### [Stored items]
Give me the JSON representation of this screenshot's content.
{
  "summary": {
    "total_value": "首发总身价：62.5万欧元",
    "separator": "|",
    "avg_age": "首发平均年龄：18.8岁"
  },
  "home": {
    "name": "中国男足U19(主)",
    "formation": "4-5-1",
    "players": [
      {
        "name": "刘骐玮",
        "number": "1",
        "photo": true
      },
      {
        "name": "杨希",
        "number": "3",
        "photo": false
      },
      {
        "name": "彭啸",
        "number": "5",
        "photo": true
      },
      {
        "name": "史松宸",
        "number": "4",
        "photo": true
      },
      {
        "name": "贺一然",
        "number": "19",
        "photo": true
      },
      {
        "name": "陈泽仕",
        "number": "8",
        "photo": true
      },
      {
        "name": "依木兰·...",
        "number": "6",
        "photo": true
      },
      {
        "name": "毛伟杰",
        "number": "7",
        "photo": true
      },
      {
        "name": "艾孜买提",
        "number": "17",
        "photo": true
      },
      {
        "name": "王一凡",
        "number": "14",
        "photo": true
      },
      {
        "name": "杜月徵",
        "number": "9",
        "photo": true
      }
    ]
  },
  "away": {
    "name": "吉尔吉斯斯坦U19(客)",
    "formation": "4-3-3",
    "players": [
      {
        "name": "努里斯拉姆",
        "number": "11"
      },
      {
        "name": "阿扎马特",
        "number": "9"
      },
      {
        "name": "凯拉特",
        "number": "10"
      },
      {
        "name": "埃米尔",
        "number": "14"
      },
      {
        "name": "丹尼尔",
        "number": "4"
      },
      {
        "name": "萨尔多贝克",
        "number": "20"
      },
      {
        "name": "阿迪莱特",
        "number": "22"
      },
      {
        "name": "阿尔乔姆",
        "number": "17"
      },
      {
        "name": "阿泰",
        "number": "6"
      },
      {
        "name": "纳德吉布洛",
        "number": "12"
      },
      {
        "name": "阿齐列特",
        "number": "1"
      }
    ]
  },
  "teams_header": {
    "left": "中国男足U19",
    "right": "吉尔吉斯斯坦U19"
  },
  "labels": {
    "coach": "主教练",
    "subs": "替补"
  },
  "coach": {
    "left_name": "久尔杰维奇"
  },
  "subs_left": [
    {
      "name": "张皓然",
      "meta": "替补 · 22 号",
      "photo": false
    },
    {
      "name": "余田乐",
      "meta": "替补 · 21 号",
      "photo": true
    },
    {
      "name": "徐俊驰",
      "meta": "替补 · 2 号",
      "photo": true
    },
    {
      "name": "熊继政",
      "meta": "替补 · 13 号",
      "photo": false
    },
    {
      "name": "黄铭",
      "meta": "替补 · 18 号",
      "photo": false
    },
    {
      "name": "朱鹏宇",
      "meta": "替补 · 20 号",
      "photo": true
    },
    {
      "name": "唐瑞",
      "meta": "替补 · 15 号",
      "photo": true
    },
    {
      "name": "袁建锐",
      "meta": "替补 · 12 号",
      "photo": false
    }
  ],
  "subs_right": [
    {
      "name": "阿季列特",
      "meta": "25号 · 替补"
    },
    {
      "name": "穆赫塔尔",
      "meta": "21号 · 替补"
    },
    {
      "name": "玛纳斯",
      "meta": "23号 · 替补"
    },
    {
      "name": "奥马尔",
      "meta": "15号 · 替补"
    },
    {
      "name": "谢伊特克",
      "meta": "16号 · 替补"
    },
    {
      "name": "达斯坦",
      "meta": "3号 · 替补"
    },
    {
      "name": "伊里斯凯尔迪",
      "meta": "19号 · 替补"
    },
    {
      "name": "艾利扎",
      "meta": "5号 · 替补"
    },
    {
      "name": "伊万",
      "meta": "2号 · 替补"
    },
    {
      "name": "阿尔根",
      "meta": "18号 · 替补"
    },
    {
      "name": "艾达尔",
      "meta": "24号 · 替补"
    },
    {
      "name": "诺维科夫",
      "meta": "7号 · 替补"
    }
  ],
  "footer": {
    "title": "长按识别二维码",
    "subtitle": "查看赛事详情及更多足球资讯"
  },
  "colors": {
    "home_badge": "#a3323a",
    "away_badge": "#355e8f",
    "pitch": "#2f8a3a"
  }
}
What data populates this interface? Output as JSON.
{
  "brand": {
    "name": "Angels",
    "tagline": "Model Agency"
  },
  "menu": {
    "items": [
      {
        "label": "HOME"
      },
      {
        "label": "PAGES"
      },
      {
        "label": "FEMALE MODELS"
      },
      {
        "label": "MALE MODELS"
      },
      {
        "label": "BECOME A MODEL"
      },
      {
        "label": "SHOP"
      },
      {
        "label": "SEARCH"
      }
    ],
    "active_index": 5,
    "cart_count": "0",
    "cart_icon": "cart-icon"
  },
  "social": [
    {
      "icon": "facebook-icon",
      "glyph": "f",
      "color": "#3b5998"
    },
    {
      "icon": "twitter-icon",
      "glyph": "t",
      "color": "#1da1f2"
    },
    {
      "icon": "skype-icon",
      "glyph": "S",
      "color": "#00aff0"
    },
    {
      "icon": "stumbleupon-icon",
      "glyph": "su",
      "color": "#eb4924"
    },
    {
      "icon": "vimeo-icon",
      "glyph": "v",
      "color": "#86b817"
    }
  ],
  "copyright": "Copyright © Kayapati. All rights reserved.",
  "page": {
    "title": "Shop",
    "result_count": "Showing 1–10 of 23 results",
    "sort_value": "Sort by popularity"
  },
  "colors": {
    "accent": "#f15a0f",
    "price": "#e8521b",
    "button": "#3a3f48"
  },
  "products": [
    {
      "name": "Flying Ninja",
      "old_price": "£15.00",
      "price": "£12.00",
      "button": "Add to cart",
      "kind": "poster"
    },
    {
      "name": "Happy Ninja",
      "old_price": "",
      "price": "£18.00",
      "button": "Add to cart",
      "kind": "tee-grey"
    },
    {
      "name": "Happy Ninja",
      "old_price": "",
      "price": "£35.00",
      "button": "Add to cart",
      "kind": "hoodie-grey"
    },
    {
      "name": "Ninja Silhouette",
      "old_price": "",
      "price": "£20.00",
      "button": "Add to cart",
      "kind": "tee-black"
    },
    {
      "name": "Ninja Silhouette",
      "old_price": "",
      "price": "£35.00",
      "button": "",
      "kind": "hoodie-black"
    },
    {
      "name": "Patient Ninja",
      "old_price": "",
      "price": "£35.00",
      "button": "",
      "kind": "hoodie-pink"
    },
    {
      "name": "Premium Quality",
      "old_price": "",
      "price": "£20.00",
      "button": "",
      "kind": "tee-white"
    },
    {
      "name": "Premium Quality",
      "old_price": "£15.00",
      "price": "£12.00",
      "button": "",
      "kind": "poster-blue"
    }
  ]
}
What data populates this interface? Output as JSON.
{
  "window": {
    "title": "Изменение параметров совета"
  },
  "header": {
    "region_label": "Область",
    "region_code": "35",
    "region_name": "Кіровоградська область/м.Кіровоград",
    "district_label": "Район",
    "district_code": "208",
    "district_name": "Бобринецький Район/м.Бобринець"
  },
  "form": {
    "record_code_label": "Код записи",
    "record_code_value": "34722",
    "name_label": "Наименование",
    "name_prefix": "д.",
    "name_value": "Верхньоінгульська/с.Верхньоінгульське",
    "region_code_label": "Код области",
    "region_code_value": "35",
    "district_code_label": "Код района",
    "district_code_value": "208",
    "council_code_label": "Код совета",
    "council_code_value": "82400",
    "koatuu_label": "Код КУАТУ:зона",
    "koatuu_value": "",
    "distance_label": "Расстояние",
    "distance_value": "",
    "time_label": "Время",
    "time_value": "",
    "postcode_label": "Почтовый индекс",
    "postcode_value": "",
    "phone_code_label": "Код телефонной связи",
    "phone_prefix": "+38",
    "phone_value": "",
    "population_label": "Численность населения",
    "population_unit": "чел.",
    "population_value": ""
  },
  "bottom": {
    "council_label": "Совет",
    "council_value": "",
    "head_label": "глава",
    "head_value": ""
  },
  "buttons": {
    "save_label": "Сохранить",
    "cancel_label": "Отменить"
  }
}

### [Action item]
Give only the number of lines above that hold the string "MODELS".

### [Solution to the exercise]
2